on the question that confounds political commentators
Why Does Trump Lie?
“Mr. Trump’s lies are different. Not just in quantity, but also in quality. He lies for a different purpose than every other president — yes, even, I would argue, Richard Nixon, the biggest presidential prevaricator until Mr. Trump came along. What is that difference? In a nutshell, it is this: Our democracy has, to use a word that former Vice President Joe Biden employed in his powerful June 2 speech in Philadelphia, certain guardrails that, as Mr. Biden put it, ‘have helped make possible this nation’s path to a more perfect union, a union that constantly requires reform and rededication.’ Every president before Mr. Trump has been mindful of those guardrails. When they lied, they lied out of respect for those guardrails.

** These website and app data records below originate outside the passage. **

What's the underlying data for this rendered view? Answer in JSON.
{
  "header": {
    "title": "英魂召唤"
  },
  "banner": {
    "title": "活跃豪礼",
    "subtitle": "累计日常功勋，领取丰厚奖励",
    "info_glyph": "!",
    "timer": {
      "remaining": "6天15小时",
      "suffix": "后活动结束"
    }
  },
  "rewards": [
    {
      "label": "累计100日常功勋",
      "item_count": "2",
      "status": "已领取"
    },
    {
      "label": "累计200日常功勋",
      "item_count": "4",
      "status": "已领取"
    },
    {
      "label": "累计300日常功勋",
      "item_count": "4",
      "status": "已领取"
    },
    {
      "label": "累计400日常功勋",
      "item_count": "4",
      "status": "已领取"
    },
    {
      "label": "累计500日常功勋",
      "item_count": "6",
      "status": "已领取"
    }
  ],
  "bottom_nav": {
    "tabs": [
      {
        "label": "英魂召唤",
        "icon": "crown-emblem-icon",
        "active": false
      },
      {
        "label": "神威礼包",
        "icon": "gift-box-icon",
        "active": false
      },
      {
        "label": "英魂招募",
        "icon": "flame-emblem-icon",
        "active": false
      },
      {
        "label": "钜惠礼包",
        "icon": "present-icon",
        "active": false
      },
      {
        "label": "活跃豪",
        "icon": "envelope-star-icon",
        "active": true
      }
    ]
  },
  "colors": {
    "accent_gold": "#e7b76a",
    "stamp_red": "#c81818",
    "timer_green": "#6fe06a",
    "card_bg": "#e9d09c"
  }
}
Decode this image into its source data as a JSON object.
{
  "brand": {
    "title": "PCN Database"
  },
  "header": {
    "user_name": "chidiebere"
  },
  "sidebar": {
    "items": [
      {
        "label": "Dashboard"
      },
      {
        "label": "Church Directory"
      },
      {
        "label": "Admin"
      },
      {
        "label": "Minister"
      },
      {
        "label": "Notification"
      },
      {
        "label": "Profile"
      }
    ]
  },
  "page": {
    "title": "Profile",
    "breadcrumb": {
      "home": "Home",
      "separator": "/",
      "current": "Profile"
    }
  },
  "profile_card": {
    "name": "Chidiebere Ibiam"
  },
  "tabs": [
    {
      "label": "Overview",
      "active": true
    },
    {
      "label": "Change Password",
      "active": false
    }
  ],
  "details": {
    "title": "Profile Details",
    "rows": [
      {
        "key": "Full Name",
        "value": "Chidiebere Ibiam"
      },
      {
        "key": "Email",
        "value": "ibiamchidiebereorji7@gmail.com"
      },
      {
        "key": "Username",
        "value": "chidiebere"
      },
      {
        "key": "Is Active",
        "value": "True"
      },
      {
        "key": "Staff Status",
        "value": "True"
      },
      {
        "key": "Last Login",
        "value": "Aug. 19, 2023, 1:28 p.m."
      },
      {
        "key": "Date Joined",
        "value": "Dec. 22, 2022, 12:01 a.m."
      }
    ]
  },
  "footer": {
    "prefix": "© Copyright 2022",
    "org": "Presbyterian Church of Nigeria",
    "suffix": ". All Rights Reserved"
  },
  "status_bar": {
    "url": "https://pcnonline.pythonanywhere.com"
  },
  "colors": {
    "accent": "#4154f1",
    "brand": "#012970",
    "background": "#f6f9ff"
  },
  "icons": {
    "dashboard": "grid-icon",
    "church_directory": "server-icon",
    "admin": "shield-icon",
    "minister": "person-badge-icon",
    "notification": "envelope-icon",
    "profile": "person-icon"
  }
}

Mr. Trump lies to crush those guardrails into scrap metal.”